Iran releases some journalists, vilifies foreign press
|Publisher||Committee to Protect Journalists|
|Publication Date||30 June 2009|
|Cite as||Committee to Protect Journalists, Iran releases some journalists, vilifies foreign press, 30 June 2009, available at: http://www.refworld.org/docid/4a840bdf1e.html [accessed 29 March 2015]|
|Disclaimer||This is not a UNHCR publication. UNHCR is not responsible for, nor does it necessarily endorse, its content. Any views expressed are solely those of the author or publisher and do not necessarily reflect those of UNHCR, the United Nations or its Member States.|
New York, June 30, 2009 – The Committee to Protect Journalists today called on the Iranian authorities to immediately release all jailed journalists and to stop vilifying the foreign press. CPJ also welcomed the release of a number of employees of the reformist newspaper Kalameh Sabz who had been held since June 23.
In recent days, the Iranian government has launched a campaign designed to malign the foreign press, blaming demonstrations that followed the contested June 12 presidential elections on foreign news media, particularly British and U.S. news outlets. On June 19, Supreme Leader Ayatollah Ali Khamenei blamed foreign media for social unrest, calling it "evil" for allegedly misleading and agitating the Iranian people. According to Iranian news reports, an official also claimed that the BBC, not government gunmen, had shot Neda Agha Soltan, the demonstrator whose death was caught on camera and broadcast across the world, purportedly to agitate the people of Iran against the government.
Fars News agency today posted an 11-page "confession" by Tehran's Newsweek correspondent Maziar Bahari, who was detained on June 21, in which he is reported to have said, according to a translation on The Washington Post's Web site: "The activities of Western journalists in news gathering and spying and gathering intelligence are undeniable." The document also claims Bahari said: "I, too, as a journalist and a member of this great Western capitalism machine, either blindly or on purpose, participated in projecting doubts and promoting a color revolution."
"The Iranian government invited international media to cover the presidential campaign when they wanted to showcase the elections," said CPJ executive director Joel Simon. "When journalists covered the street protests that erupted in the disputed aftermath, the government turned on the media, essentially blaming journalists for doing their job."

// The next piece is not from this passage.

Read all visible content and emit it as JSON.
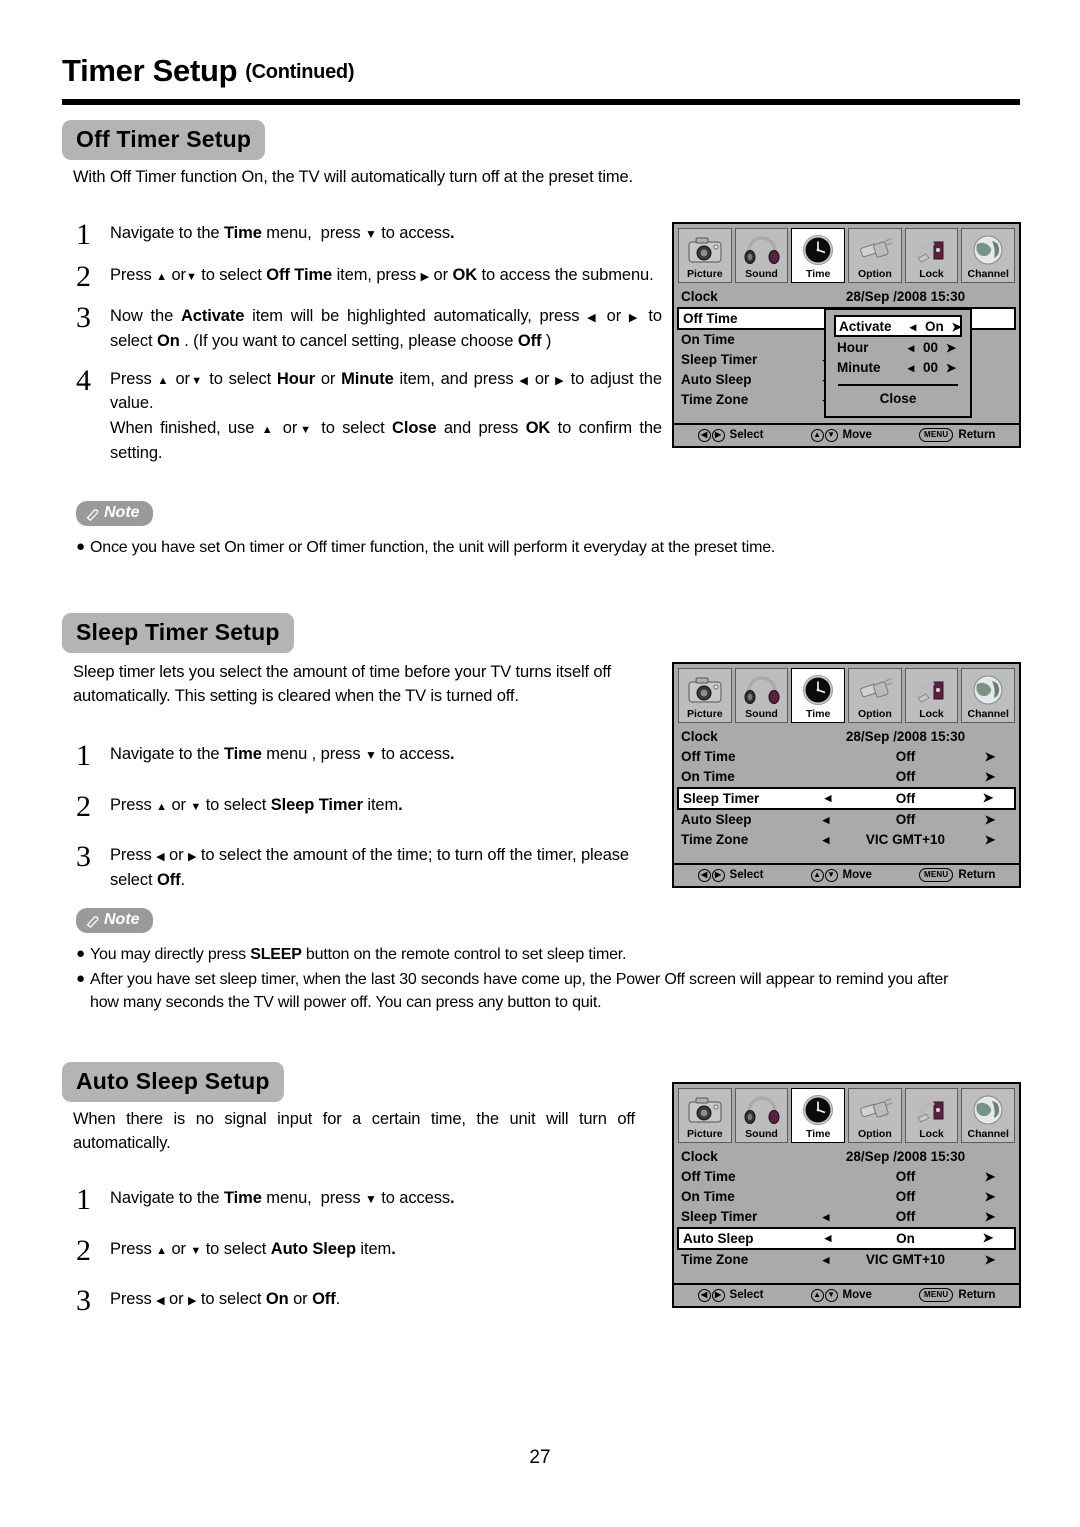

In a separate development, Ayande News, a self-described independent news Web site, reported that 22 of the 25 jailed employees of Kalameh Sabz, the reformist newspaper owned by defeated presidential candidate Mir-Hossein Mousavi, were released on Monday. Alireza Hosseini Beheshti, manager of Kalameh Sabz, told the site that three editorial staffers remain behind bars. Over the weekend, authorities also released Life.com photographer Amir Sadeghi, who was arrested about a week earlier.
"We welcome the news of the release of the Kalameh Sabz staffers and Amir Sadeghi," said Mohamed Abdel Dayem, CPJ's program coordinator for the Middle East and North Africa. "The Iranian authorities should now release the rest of Kalame Sabz's employees and the many other journalists who are being held."
On June 23, Iranian security agents arrested the Kalameh Sabz employees, according to local and international news reports. Editor-in-Chief Alireza Beheshti Shirazi told the Farsi-language service of German broadcaster Deutsche-Welle hours before his arrest that armed plainclothes agents had detained employees who had visited the office to collect their salaries that day.
The government has blocked the paper, among others, from being published since June 14.
On Saturday, another journalist was arrested. Mujtaba Tehrani, a reporter with Itmad e Milli, the newspaper owned by defeated presidential candidate Mehdi Karroubi, was detained while returning home from his office at reported Saham News, a Karroubi affiliated Web site. The site said that on Sunday police searched Tehrani's house and confiscated his computer.
Following the country's June 12 presidential elections, which gave a landslide majority to President Mahmoud Ahmedinejad, protests over the results of the elections have been held in cities cross Iran. The government has cracked down on the media and journalists in an attempt to control of the flow of information.
Authorities have arrested dozens of journalists since June 12. Most of the detained journalists work for the local media, although two of them work for international news organizations, according to CPJ research.
June 30, 2009 6:27 PM ET